It is worth briefly flagging Justice Nagarathna’s analysis of process. In a section titled “Affidavits and Records of the Case”, Justice Nagarathna observes that the RBI’s own documents show that it was the government that “recommended” demonetisation, that a draft scheme was being made “as desired” by the government, and that a recommendation had been “obtained” from the bank for this (paragraph 17).
She also notes that the documents show a conflict between the bank’s goals for demonetisation and the government’s, showing that the so-called “consultation” was illusory (paragraph 17.8); and that furthermore, the records showed that the hurry in which these communications were exchanged (in under 24 hours) – clearly pointing to an absence of application of mind by the bank (paragraph 19).
These observations are important, because they show us precisely what we miss when decisions are based on documents submitted to the apex court in a sealed cover.
Had there been no dissenting opinion, the majority’s glossing over of some truly damning evidence about procedural flaws underlying demonetisation would have remained glossed over. It is worth repeating that a judgment based on secret evidence is no judgment at all: it fails the most basic tests of the rule of law in a constitutional democracy.
‘Every noble cause claims its martyr’
In paragraph 257 of its judgment, the majority – citing previous precedent, with approval, quotes, “Every noble cause claims its martyr”, to dismiss the petitioners’ arguments about the hardships caused by demonetisation.
Lest you think this is a clumsy euphemism, it is worth remembering that in the week after demonetisation, thirty-three people died. These people – human beings – died while waiting in interminable bank queues to withdraw their money, they died by suicide because their money had become worthless, and children died because hospitals or ambulances refused to accept 1000 rupee notes.
A martyr is someone who voluntarily suffers death because of their adherence to a faith or a belief.
The majority now tells us that all these people who died – including infants – sacrificed themselves as martyrs in service of the great religion of demonetisation. They did not die because of state failure and governance failure, no, they sacrificed themselves instead.
In so saying, the majority does not simply demonstrate callousness and a disregard for human life. It does the worst thing one can do: it denies the dead the dignity of honestly acknowledging how and why they died, and tries to wrap them up in the tattered flag of martyrdom instead.
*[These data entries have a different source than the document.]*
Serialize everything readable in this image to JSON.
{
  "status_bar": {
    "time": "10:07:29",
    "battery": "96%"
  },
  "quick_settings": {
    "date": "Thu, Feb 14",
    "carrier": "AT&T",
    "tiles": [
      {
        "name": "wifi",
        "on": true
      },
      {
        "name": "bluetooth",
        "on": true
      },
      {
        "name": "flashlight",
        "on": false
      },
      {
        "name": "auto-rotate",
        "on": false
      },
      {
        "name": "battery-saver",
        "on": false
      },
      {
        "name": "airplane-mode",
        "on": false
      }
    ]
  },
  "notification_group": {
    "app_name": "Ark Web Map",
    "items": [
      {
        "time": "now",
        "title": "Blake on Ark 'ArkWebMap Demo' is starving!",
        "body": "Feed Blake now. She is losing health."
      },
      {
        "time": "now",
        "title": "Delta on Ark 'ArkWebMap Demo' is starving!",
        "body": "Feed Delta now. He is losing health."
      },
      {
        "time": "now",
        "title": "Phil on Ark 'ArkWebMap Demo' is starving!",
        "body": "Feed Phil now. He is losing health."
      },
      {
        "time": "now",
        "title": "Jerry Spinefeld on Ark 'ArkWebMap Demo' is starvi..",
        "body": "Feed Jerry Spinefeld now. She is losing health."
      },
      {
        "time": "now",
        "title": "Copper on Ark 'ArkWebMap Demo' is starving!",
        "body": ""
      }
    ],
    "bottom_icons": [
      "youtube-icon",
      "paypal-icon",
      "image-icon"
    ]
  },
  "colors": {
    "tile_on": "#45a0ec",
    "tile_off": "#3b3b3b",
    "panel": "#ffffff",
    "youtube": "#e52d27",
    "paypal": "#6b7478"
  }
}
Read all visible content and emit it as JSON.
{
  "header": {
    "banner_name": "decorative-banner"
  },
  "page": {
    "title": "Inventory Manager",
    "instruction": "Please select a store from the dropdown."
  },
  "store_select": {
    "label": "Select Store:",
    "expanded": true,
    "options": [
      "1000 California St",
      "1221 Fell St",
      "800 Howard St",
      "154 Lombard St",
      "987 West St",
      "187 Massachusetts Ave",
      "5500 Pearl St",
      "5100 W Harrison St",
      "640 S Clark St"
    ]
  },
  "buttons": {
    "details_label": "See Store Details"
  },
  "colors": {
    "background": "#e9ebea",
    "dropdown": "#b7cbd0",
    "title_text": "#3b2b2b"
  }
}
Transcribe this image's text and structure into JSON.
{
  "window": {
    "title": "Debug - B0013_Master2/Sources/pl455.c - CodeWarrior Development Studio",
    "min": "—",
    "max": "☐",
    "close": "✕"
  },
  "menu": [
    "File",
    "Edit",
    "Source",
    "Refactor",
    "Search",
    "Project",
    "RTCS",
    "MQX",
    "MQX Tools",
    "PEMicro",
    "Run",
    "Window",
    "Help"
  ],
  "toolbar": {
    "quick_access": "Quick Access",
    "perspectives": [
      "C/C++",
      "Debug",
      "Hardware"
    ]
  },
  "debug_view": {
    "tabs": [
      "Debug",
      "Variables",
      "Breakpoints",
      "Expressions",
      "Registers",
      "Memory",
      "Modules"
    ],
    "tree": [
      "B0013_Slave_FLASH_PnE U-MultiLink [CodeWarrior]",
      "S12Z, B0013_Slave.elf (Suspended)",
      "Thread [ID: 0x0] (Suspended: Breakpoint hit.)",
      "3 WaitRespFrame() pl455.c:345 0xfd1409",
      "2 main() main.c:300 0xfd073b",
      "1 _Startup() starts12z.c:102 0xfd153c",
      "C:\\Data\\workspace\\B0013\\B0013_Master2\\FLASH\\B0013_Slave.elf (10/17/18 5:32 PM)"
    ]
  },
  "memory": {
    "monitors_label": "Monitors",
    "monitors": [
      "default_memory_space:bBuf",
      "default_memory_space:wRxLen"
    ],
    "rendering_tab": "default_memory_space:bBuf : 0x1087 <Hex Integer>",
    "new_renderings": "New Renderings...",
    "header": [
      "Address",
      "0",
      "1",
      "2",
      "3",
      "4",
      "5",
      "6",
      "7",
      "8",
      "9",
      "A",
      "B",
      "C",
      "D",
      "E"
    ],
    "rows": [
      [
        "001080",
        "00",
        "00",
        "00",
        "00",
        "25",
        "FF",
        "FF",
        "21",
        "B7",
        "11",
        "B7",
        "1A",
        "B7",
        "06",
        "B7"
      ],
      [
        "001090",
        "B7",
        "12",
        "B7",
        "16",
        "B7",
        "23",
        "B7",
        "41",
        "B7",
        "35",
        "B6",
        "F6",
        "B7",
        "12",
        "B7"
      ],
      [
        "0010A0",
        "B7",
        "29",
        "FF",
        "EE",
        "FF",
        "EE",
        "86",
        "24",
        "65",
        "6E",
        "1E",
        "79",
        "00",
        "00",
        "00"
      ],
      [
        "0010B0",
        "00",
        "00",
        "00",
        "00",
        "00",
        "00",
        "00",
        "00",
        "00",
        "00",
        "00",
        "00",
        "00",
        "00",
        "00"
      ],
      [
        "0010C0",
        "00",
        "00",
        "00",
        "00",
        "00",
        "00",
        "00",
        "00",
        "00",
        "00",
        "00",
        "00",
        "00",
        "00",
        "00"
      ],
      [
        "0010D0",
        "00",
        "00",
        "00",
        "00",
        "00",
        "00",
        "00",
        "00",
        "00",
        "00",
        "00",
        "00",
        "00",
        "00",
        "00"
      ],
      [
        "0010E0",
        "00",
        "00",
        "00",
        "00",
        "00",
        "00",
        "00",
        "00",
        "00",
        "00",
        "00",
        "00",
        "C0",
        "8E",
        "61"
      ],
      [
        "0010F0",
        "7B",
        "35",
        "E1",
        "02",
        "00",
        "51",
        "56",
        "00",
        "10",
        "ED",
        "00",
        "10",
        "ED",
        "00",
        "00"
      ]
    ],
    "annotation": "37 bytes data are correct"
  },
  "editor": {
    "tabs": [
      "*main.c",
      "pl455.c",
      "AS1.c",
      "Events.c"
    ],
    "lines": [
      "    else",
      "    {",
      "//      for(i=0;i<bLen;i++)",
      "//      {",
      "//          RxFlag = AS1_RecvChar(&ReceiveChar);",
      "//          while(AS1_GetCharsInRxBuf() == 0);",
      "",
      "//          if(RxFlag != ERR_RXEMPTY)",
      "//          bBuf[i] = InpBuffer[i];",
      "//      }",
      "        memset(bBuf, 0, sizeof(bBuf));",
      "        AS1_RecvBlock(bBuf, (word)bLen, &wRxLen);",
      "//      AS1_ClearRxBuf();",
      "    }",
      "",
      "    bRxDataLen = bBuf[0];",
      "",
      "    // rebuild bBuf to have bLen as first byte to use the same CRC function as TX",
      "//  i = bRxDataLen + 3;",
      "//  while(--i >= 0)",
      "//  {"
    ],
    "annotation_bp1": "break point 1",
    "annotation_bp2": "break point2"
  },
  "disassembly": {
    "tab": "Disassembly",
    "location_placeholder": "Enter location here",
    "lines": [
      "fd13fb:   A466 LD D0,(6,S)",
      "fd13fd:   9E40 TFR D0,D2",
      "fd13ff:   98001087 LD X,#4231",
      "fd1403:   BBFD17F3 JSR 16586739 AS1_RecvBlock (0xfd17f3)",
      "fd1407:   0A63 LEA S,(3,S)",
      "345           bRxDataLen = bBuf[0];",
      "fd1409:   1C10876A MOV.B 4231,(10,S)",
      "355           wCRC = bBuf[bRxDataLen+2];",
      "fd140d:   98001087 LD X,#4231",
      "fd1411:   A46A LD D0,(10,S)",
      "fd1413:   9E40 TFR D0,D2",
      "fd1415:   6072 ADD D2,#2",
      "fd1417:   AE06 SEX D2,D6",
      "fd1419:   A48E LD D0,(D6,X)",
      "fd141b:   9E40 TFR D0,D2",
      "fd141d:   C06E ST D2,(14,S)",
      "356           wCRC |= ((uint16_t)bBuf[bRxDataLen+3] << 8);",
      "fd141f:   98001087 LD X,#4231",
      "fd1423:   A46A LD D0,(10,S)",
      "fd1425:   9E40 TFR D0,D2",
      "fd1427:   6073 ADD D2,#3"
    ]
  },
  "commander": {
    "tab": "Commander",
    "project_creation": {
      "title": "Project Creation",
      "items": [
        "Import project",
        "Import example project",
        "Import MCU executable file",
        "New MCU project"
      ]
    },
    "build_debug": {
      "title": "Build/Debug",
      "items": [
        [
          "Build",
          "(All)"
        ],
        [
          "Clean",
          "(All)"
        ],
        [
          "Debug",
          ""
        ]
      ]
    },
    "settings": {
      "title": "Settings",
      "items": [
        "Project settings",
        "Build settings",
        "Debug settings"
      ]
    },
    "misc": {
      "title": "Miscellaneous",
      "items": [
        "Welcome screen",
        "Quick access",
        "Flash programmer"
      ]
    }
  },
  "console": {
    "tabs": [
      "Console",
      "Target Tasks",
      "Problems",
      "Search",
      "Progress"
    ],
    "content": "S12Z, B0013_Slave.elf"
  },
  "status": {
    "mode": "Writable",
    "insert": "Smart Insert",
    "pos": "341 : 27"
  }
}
Long after the dust has settled on this case, and long after demonetisation is itself a memory, this line will remain an indelible stain in judicial history.